App and web page records
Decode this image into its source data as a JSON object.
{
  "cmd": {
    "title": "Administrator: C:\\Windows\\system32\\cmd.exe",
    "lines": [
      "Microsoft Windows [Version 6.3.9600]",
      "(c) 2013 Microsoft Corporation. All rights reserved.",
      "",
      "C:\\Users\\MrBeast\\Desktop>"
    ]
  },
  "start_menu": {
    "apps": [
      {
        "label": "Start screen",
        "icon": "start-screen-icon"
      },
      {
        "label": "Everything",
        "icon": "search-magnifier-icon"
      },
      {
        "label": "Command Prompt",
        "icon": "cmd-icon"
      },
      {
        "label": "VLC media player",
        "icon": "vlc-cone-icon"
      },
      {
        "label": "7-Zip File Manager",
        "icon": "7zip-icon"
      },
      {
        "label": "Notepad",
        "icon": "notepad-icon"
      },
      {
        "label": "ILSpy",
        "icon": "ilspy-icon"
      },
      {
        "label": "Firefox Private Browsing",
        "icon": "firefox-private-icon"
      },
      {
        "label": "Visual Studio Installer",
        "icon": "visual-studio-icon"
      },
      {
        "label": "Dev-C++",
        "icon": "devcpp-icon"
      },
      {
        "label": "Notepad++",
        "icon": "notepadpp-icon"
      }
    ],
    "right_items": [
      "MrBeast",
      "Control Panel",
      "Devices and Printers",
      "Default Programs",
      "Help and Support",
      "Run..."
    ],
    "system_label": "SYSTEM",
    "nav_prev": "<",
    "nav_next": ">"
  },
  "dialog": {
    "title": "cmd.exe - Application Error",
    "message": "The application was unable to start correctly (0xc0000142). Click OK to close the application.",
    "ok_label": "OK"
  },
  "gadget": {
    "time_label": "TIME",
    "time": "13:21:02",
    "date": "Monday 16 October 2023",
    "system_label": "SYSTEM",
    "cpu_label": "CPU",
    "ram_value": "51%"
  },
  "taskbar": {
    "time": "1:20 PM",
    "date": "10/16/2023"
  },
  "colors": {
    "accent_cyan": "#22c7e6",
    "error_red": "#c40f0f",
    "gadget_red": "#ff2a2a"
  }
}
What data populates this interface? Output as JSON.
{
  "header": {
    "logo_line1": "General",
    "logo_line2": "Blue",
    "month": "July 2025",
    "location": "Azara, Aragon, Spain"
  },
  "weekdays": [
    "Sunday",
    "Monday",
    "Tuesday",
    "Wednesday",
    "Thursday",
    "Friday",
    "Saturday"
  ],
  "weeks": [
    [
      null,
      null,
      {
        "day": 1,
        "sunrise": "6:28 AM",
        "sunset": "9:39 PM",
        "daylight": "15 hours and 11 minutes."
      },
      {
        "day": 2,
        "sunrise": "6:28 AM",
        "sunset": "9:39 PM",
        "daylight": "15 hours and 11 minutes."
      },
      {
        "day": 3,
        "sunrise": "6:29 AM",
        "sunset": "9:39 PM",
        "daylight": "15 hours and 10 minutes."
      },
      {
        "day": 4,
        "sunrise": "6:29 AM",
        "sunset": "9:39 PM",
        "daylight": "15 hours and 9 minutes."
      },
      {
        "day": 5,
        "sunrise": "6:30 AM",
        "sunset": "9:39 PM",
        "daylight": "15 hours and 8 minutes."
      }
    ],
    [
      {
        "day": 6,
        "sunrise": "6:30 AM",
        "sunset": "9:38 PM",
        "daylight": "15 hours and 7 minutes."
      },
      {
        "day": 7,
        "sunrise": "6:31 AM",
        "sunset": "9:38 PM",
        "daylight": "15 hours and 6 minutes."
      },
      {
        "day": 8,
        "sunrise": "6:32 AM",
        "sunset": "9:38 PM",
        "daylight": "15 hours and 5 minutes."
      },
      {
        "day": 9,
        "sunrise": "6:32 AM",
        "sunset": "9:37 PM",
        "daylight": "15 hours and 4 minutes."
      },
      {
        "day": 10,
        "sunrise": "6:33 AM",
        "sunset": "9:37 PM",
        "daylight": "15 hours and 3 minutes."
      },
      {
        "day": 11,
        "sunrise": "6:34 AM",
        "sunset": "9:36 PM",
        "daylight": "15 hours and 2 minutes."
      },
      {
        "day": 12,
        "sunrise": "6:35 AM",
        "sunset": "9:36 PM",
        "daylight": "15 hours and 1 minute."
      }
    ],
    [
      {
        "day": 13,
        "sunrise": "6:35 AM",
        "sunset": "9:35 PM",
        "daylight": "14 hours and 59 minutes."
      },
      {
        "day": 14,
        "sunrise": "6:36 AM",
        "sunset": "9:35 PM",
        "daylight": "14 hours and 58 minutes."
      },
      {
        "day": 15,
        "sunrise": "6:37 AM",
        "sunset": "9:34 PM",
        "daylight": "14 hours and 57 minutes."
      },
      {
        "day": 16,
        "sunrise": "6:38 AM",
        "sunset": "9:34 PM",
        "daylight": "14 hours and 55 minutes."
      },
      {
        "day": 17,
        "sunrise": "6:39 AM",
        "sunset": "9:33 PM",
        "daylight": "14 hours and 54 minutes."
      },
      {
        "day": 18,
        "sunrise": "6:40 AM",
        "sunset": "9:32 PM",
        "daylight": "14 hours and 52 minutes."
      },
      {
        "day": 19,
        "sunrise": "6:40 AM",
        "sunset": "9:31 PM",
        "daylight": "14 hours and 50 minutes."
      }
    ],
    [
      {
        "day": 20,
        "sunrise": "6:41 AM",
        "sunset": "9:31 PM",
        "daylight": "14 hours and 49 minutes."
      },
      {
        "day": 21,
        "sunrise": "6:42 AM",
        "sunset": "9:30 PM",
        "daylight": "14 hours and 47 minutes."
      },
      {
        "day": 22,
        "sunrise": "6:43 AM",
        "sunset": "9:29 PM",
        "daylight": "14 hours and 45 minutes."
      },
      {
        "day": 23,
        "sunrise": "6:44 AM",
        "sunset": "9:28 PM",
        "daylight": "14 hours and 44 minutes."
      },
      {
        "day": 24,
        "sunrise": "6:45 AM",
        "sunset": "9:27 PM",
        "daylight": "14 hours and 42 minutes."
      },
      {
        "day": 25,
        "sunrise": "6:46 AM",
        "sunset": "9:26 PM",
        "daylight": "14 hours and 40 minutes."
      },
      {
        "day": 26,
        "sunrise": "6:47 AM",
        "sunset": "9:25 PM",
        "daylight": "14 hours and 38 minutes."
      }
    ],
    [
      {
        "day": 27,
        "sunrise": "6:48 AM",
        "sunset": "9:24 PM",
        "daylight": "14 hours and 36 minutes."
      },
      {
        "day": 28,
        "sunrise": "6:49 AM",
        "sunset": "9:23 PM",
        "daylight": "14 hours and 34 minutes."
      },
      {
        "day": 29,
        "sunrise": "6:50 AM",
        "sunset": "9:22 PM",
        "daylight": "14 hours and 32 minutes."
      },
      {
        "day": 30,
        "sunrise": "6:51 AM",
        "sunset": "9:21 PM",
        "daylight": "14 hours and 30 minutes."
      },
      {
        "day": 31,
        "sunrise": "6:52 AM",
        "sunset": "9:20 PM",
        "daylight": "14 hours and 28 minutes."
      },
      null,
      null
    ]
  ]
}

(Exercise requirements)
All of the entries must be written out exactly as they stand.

(Expected answer)
Decode this image into its source data as a JSON object.
{
  "cmd": {
    "title": "Administrator: C:\\Windows\\system32\\cmd.exe",
    "lines": [
      "Microsoft Windows [Version 6.3.9600]",
      "(c) 2013 Microsoft Corporation. All rights reserved.",
      "",
      "C:\\Users\\MrBeast\\Desktop>"
    ]
  },
  "start_menu": {
    "apps": [
      {
        "label": "Start screen",
        "icon": "start-screen-icon"
      },
      {
        "label": "Everything",
        "icon": "search-magnifier-icon"
      },
      {
        "label": "Command Prompt",
        "icon": "cmd-icon"
      },
      {
        "label": "VLC media player",
        "icon": "vlc-cone-icon"
      },
      {
        "label": "7-Zip File Manager",
        "icon": "7zip-icon"
      },
      {
        "label": "Notepad",
        "icon": "notepad-icon"
      },
      {
        "label": "ILSpy",
        "icon": "ilspy-icon"
      },
      {
        "label": "Firefox Private Browsing",
        "icon": "firefox-private-icon"
      },
      {
        "label": "Visual Studio Installer",
        "icon": "visual-studio-icon"
      },
      {
        "label": "Dev-C++",
        "icon": "devcpp-icon"
      },
      {
        "label": "Notepad++",
        "icon": "notepadpp-icon"
      }
    ],
    "right_items": [
      "MrBeast",
      "Control Panel",
      "Devices and Printers",
      "Default Programs",
      "Help and Support",
      "Run..."
    ],
    "system_label": "SYSTEM",
    "nav_prev": "<",
    "nav_next": ">"
  },
  "dialog": {
    "title": "cmd.exe - Application Error",
    "message": "The application was unable to start correctly (0xc0000142). Click OK to close the application.",
    "ok_label": "OK"
  },
  "gadget": {
    "time_label": "TIME",
    "time": "13:21:02",
    "date": "Monday 16 October 2023",
    "system_label": "SYSTEM",
    "cpu_label": "CPU",
    "ram_value": "51%"
  },
  "taskbar": {
    "time": "1:20 PM",
    "date": "10/16/2023"
  },
  "colors": {
    "accent_cyan": "#22c7e6",
    "error_red": "#c40f0f",
    "gadget_red": "#ff2a2a"
  }
}
What data populates this interface? Output as JSON.
{
  "header": {
    "logo_line1": "General",
    "logo_line2": "Blue",
    "month": "July 2025",
    "location": "Azara, Aragon, Spain"
  },
  "weekdays": [
    "Sunday",
    "Monday",
    "Tuesday",
    "Wednesday",
    "Thursday",
    "Friday",
    "Saturday"
  ],
  "weeks": [
    [
      null,
      null,
      {
        "day": 1,
        "sunrise": "6:28 AM",
        "sunset": "9:39 PM",
        "daylight": "15 hours and 11 minutes."
      },
      {
        "day": 2,
        "sunrise": "6:28 AM",
        "sunset": "9:39 PM",
        "daylight": "15 hours and 11 minutes."
      },
      {
        "day": 3,
        "sunrise": "6:29 AM",
        "sunset": "9:39 PM",
        "daylight": "15 hours and 10 minutes."
      },
      {
        "day": 4,
        "sunrise": "6:29 AM",
        "sunset": "9:39 PM",
        "daylight": "15 hours and 9 minutes."
      },
      {
        "day": 5,
        "sunrise": "6:30 AM",
        "sunset": "9:39 PM",
        "daylight": "15 hours and 8 minutes."
      }
    ],
    [
      {
        "day": 6,
        "sunrise": "6:30 AM",
        "sunset": "9:38 PM",
        "daylight": "15 hours and 7 minutes."
      },
      {
        "day": 7,
        "sunrise": "6:31 AM",
        "sunset": "9:38 PM",
        "daylight": "15 hours and 6 minutes."
      },
      {
        "day": 8,
        "sunrise": "6:32 AM",
        "sunset": "9:38 PM",
        "daylight": "15 hours and 5 minutes."
      },
      {
        "day": 9,
        "sunrise": "6:32 AM",
        "sunset": "9:37 PM",
        "daylight": "15 hours and 4 minutes."
      },
      {
        "day": 10,
        "sunrise": "6:33 AM",
        "sunset": "9:37 PM",
        "daylight": "15 hours and 3 minutes."
      },
      {
        "day": 11,
        "sunrise": "6:34 AM",
        "sunset": "9:36 PM",
        "daylight": "15 hours and 2 minutes."
      },
      {
        "day": 12,
        "sunrise": "6:35 AM",
        "sunset": "9:36 PM",
        "daylight": "15 hours and 1 minute."
      }
    ],
    [
      {
        "day": 13,
        "sunrise": "6:35 AM",
        "sunset": "9:35 PM",
        "daylight": "14 hours and 59 minutes."
      },
      {
        "day": 14,
        "sunrise": "6:36 AM",
        "sunset": "9:35 PM",
        "daylight": "14 hours and 58 minutes."
      },
      {
        "day": 15,
        "sunrise": "6:37 AM",
        "sunset": "9:34 PM",
        "daylight": "14 hours and 57 minutes."
      },
      {
        "day": 16,
        "sunrise": "6:38 AM",
        "sunset": "9:34 PM",
        "daylight": "14 hours and 55 minutes."
      },
      {
        "day": 17,
        "sunrise": "6:39 AM",
        "sunset": "9:33 PM",
        "daylight": "14 hours and 54 minutes."
      },
      {
        "day": 18,
        "sunrise": "6:40 AM",
        "sunset": "9:32 PM",
        "daylight": "14 hours and 52 minutes."
      },
      {
        "day": 19,
        "sunrise": "6:40 AM",
        "sunset": "9:31 PM",
        "daylight": "14 hours and 50 minutes."
      }
    ],
    [
      {
        "day": 20,
        "sunrise": "6:41 AM",
        "sunset": "9:31 PM",
        "daylight": "14 hours and 49 minutes."
      },
      {
        "day": 21,
        "sunrise": "6:42 AM",
        "sunset": "9:30 PM",
        "daylight": "14 hours and 47 minutes."
      },
      {
        "day": 22,
        "sunrise": "6:43 AM",
        "sunset": "9:29 PM",
        "daylight": "14 hours and 45 minutes."
      },
      {
        "day": 23,
        "sunrise": "6:44 AM",
        "sunset": "9:28 PM",
        "daylight": "14 hours and 44 minutes."
      },
      {
        "day": 24,
        "sunrise": "6:45 AM",
        "sunset": "9:27 PM",
        "daylight": "14 hours and 42 minutes."
      },
      {
        "day": 25,
        "sunrise": "6:46 AM",
        "sunset": "9:26 PM",
        "daylight": "14 hours and 40 minutes."
      },
      {
        "day": 26,
        "sunrise": "6:47 AM",
        "sunset": "9:25 PM",
        "daylight": "14 hours and 38 minutes."
      }
    ],
    [
      {
        "day": 27,
        "sunrise": "6:48 AM",
        "sunset": "9:24 PM",
        "daylight": "14 hours and 36 minutes."
      },
      {
        "day": 28,
        "sunrise": "6:49 AM",
        "sunset": "9:23 PM",
        "daylight": "14 hours and 34 minutes."
      },
      {
        "day": 29,
        "sunrise": "6:50 AM",
        "sunset": "9:22 PM",
        "daylight": "14 hours and 32 minutes."
      },
      {
        "day": 30,
        "sunrise": "6:51 AM",
        "sunset": "9:21 PM",
        "daylight": "14 hours and 30 minutes."
      },
      {
        "day": 31,
        "sunrise": "6:52 AM",
        "sunset": "9:20 PM",
        "daylight": "14 hours and 28 minutes."
      },
      null,
      null
    ]
  ]
}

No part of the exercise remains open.